  • Dirofilaria immitis (heartworm) antigen was detected in 49% of dogs. This is a major concern and was one of the big causes of controversy in some regions. Dogs that are infected with heartworm and untreated are sources of infection. If bitten by a mosquito, heartworm can be transmitted to the mosquito, and then to other dogs (and less commonly cats, and very rarely humans). Heartworm is quite uncommon in many regions, and there were concerns that the transfer of these dogs could result in local increases in disease. Recommendations were developed to reduce the risk of heartworm dissemination, but given the high rate reported here, it’s likely they were not widely followed.
  • 56% of dogs had antibodies against West Nile virus. This is an interesting finding but not really relevant from a disease transmission standpoint. It likely reflects heavy mosquito exposure. West Nile virus is pretty innocuous in dogs and cats, and infected dogs and cats cannot pass on the virus to mosquiotoes or other animals.
  • Dogs infected with heartworm were more likely to be infected with West Nile virus compared to those not infected with heartworm – presumably an indication of mosquito exposure.

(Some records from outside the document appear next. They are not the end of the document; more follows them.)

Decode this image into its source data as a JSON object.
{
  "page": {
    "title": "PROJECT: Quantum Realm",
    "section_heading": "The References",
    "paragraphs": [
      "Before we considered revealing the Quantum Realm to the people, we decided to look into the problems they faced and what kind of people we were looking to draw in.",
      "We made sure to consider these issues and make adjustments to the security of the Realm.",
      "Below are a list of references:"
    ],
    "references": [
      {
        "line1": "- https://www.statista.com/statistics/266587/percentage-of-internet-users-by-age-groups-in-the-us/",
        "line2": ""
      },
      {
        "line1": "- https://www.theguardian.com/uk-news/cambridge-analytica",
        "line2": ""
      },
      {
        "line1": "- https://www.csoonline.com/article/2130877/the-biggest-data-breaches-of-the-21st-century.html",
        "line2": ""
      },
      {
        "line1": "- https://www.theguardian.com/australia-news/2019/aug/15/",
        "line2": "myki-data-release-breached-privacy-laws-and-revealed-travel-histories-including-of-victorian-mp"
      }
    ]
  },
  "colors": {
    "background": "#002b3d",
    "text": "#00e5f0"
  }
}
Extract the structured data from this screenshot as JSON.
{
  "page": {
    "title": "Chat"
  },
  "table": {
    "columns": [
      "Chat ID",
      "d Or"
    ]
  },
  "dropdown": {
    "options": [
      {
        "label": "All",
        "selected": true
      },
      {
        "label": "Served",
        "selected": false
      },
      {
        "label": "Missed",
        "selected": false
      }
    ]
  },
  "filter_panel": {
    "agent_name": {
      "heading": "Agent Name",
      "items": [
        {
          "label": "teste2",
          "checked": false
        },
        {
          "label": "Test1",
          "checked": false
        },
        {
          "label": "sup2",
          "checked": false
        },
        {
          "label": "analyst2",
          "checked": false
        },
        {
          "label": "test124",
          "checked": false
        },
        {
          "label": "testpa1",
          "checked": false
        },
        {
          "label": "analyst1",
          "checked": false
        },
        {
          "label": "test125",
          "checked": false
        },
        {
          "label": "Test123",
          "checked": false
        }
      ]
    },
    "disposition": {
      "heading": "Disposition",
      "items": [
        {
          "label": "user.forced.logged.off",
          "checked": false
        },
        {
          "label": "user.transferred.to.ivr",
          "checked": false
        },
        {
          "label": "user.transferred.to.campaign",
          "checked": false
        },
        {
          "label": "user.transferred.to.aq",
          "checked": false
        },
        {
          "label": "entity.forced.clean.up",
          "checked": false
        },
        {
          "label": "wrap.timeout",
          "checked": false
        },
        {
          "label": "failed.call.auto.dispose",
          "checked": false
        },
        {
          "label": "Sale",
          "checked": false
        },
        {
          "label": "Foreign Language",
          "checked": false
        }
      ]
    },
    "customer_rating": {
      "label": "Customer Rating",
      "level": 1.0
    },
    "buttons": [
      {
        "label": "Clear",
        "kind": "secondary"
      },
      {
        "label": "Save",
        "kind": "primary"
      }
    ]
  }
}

The concerns are summed up nicely in the paper’s conclusions: "Cats and dogs rescued from the disaster region had evidence of multiple infectious diseases. The dispersal of potentially infectious animals to other regions of North America where some infections were not typically found could have contributed to new geographic ranges for these organisms or to underdiagnosis in affected animals because of a low index of suspicion in regions with low disease prevalence."

I’m not saying don’t rescue dogs and cats during disasters. Personally, I have to question the wisdom of putting the time, effort and resources into shipping animals around the continent when pretty much every jurisdiction already has their fill of animals in need of care, but people have different opinions. What common sense and this study should tell us is that we need to think about the infectious disease implications of mass animal movement, particularly marginalized animals with questionable or unknown disease status. Any large scale movement of animals needs to be accompanied by careful assessment of possible risks, and measures to make sure animals are properly tested and treated so that they don’t pose an undue risk to the regions where they end up.

Image: Hurricane Katrina on August 28, 2005 (NASA)(source: http://en.wikipedia.org)

  • Well…I was disagreeing with you up to a certain point and then you changed my mind…I feel like every rescue should be given the best chance, even if that means shipping them all over…However, you are right when you say that the disease implications are important in regard to mass animal movement. In order to limit the spread of some of these things it is not a good idea to shop clearly infected dogs all over the country….It just doesn’t make sense….